Cavalier King Charles Spaniel
Most dogs often develop heart problems in their old age. However, Cavalier King Charles Spaniel develops degenerative mitral valve disease (DMVD) quite early on.
Things Pet Owners Can Do to Minimize Suffering
Not only does poor health wreck havoc on your dog, but it also takes a toll on you too. Here’s what you can do to minimize the suffering:
- Educate Yourself – Educate yourself about the health issues faced by your pup and the symptoms. Most of these, when caught early, can help avoid complications.
- Non-traditional Treatments – Apart from the traditional methods, you can also look for nontraditional treatment options such as homeopathy, acupuncture, chiropractic care, supplements, etc. Another non-traditional treatment is stem-call therapy which introduces healthy new stem cells to the tissues.
- Use a Reputable Breeder – Always buy your pup from a reputable breeder. In addition, they should have their dogs screened by reputed organizations such as American Kennel Club.
- Good Health Is Better than Good Genetics – If you are the owner of such a breed, learn to spot the symptoms and adopt a healthy lifestyle. This helps your pet to live a pain-free life.
Is Breeding Harmful to Dogs?
Overbreeding a dog more than it could handle is terrible for the health of the mother as well as the pups. They also lead to overpopulation resulting in the euthanasia of unwanted animals.
On the other hand, inbreeding leads to life-threatening congenital disabilities like hip dysplasia, blindness, deafness, heart defects, skin problems, and epilepsy in purebred pets.
Common Health Problems Due to Breeding
The breeding process of purebred dogs causes a variety of health concerns that affect the body and behavior. For example, the flattened nose of a bulldog or a pug is caused by selective breeding, but these dogs have breathing problems, among others, due to their short nasal cavity.
Here are the consequences of breeding on dogs:
- Hearing Loss
- Orthopedic Problems
- Cancer ( Leukemia and Brain Tumors)
- Blood Disorders
- Skin Problems
Do your research before purchasing your dog. Find out about the hereditary problems that may creep in later on.
Then find reputable breeders. Ask your friends, family, or local kennel clubs and rescue groups and weed out unscrupulous characters. Once you have decided on the breeder, ask for the health of the parents. And more importantly, get the pups screened for genetic issues. Do not purchase a puppy without the necessary documentation.
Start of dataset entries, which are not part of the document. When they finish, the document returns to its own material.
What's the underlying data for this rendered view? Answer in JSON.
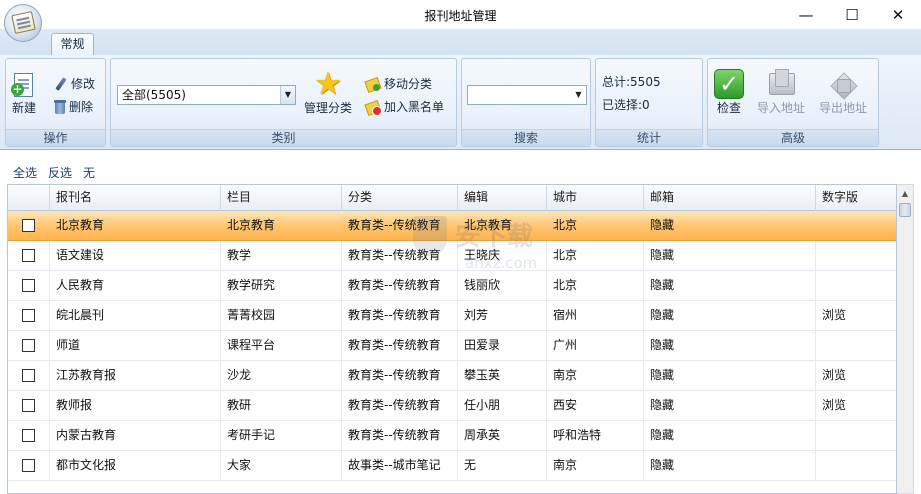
{
  "window": {
    "title": "报刊地址管理"
  },
  "tabs": [
    {
      "label": "常规"
    }
  ],
  "ribbon": {
    "groups": {
      "operations": {
        "label": "操作",
        "new_label": "新建",
        "edit_label": "修改",
        "delete_label": "删除"
      },
      "category": {
        "label": "类别",
        "combo_value": "全部(5505)",
        "manage_label": "管理分类",
        "move_label": "移动分类",
        "blacklist_label": "加入黑名单"
      },
      "search": {
        "label": "搜索",
        "combo_value": ""
      },
      "stats": {
        "label": "统计",
        "total_text": "总计:5505",
        "selected_text": "已选择:0"
      },
      "advanced": {
        "label": "高级",
        "check_label": "检查",
        "import_label": "导入地址",
        "export_label": "导出地址"
      }
    }
  },
  "selection": {
    "select_all": "全选",
    "invert": "反选",
    "none": "无"
  },
  "table": {
    "columns": [
      "",
      "报刊名",
      "栏目",
      "分类",
      "编辑",
      "城市",
      "邮箱",
      "数字版"
    ],
    "selected_row": 0,
    "rows": [
      {
        "name": "北京教育",
        "column": "北京教育",
        "category": "教育类--传统教育",
        "editor": "北京教育",
        "city": "北京",
        "email": "隐藏",
        "digital": ""
      },
      {
        "name": "语文建设",
        "column": "教学",
        "category": "教育类--传统教育",
        "editor": "王晓庆",
        "city": "北京",
        "email": "隐藏",
        "digital": ""
      },
      {
        "name": "人民教育",
        "column": "教学研究",
        "category": "教育类--传统教育",
        "editor": "钱丽欣",
        "city": "北京",
        "email": "隐藏",
        "digital": ""
      },
      {
        "name": "皖北晨刊",
        "column": "菁菁校园",
        "category": "教育类--传统教育",
        "editor": "刘芳",
        "city": "宿州",
        "email": "隐藏",
        "digital": "浏览"
      },
      {
        "name": "师道",
        "column": "课程平台",
        "category": "教育类--传统教育",
        "editor": "田爱录",
        "city": "广州",
        "email": "隐藏",
        "digital": ""
      },
      {
        "name": "江苏教育报",
        "column": "沙龙",
        "category": "教育类--传统教育",
        "editor": "攀玉英",
        "city": "南京",
        "email": "隐藏",
        "digital": "浏览"
      },
      {
        "name": "教师报",
        "column": "教研",
        "category": "教育类--传统教育",
        "editor": "任小朋",
        "city": "西安",
        "email": "隐藏",
        "digital": "浏览"
      },
      {
        "name": "内蒙古教育",
        "column": "考研手记",
        "category": "教育类--传统教育",
        "editor": "周承英",
        "city": "呼和浩特",
        "email": "隐藏",
        "digital": ""
      },
      {
        "name": "都市文化报",
        "column": "大家",
        "category": "故事类--城市笔记",
        "editor": "无",
        "city": "南京",
        "email": "隐藏",
        "digital": ""
      }
    ]
  },
  "watermark": {
    "text": "安下载",
    "sub": "anxz.com"
  },
  "colors": {
    "selected_row": "#ffc672",
    "ribbon_bg": "#dde8f5",
    "check_green": "#2f9a2c",
    "star_yellow": "#f5c518"
  }
}
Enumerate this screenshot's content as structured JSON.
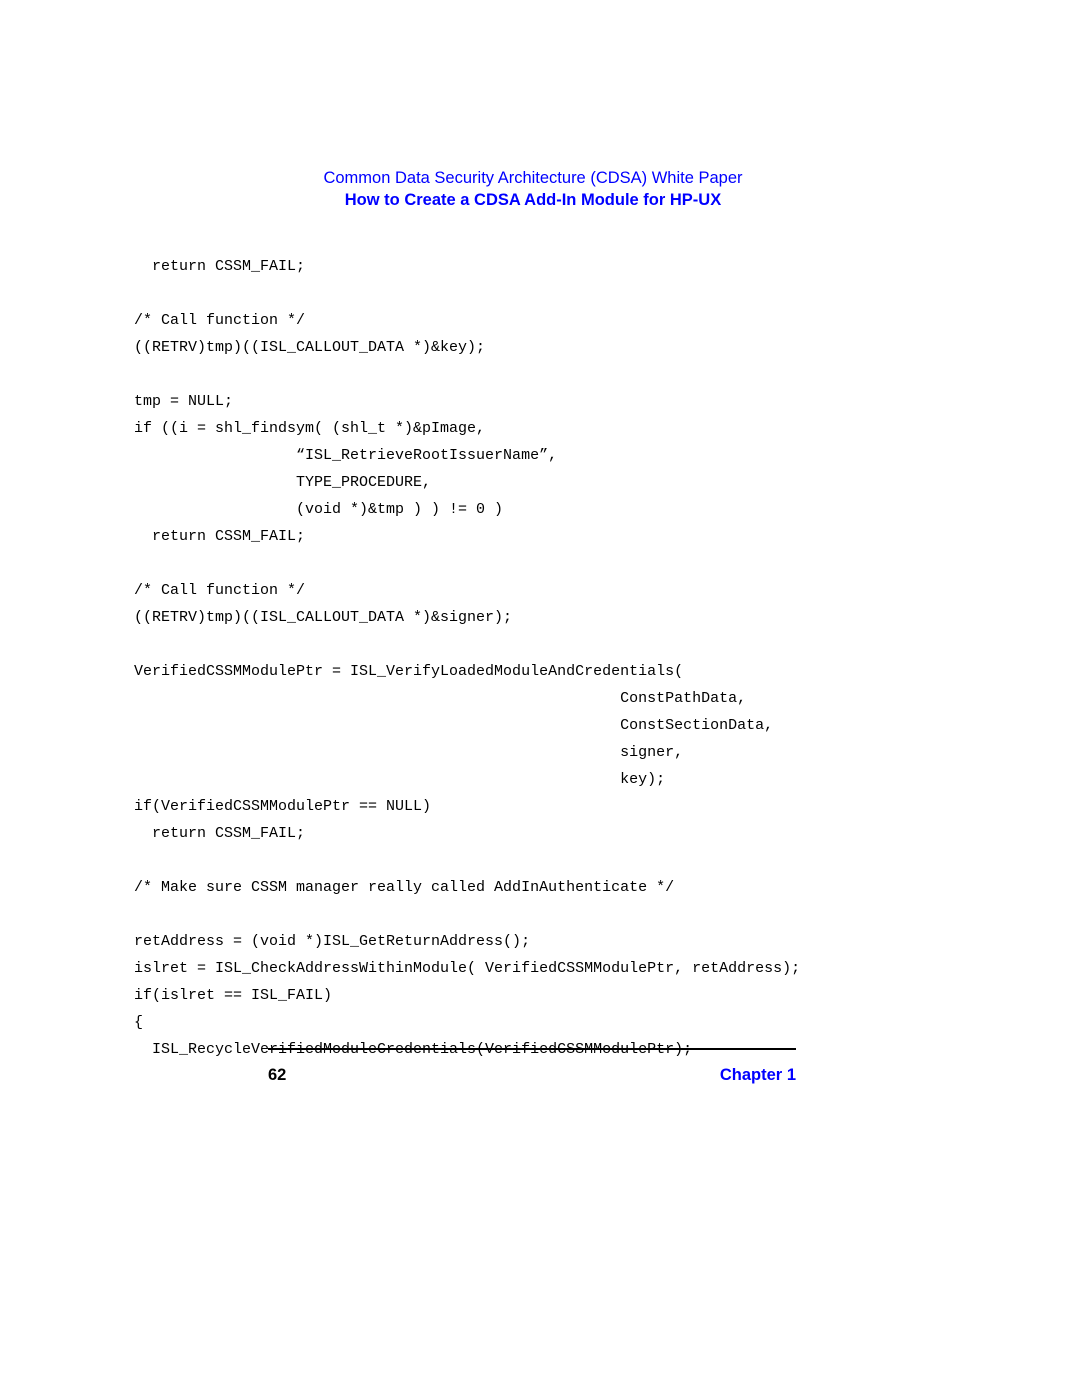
{
  "header": {
    "title": "Common Data Security Architecture (CDSA) White Paper",
    "subtitle": "How to Create a CDSA Add-In Module for HP-UX"
  },
  "code": "  return CSSM_FAIL;\n\n/* Call function */\n((RETRV)tmp)((ISL_CALLOUT_DATA *)&key);\n\ntmp = NULL;\nif ((i = shl_findsym( (shl_t *)&pImage,\n                  “ISL_RetrieveRootIssuerName”,\n                  TYPE_PROCEDURE,\n                  (void *)&tmp ) ) != 0 )\n  return CSSM_FAIL;\n\n/* Call function */\n((RETRV)tmp)((ISL_CALLOUT_DATA *)&signer);\n\nVerifiedCSSMModulePtr = ISL_VerifyLoadedModuleAndCredentials(\n                                                      ConstPathData,\n                                                      ConstSectionData,\n                                                      signer,\n                                                      key);\nif(VerifiedCSSMModulePtr == NULL)\n  return CSSM_FAIL;\n\n/* Make sure CSSM manager really called AddInAuthenticate */\n\nretAddress = (void *)ISL_GetReturnAddress();\nislret = ISL_CheckAddressWithinModule( VerifiedCSSMModulePtr, retAddress);\nif(islret == ISL_FAIL)\n{\n  ISL_RecycleVerifiedModuleCredentials(VerifiedCSSMModulePtr);",
  "footer": {
    "page": "62",
    "chapter": "Chapter 1"
  }
}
Your pet’s health is important. In Tucson, Santa Cruz Pet Clinic is a world-renowned and trusted veterinarian that you desire for getting your pet the proper vaccinations at the proper time. Contact us today to schedule your pet’s vaccinations and check-up.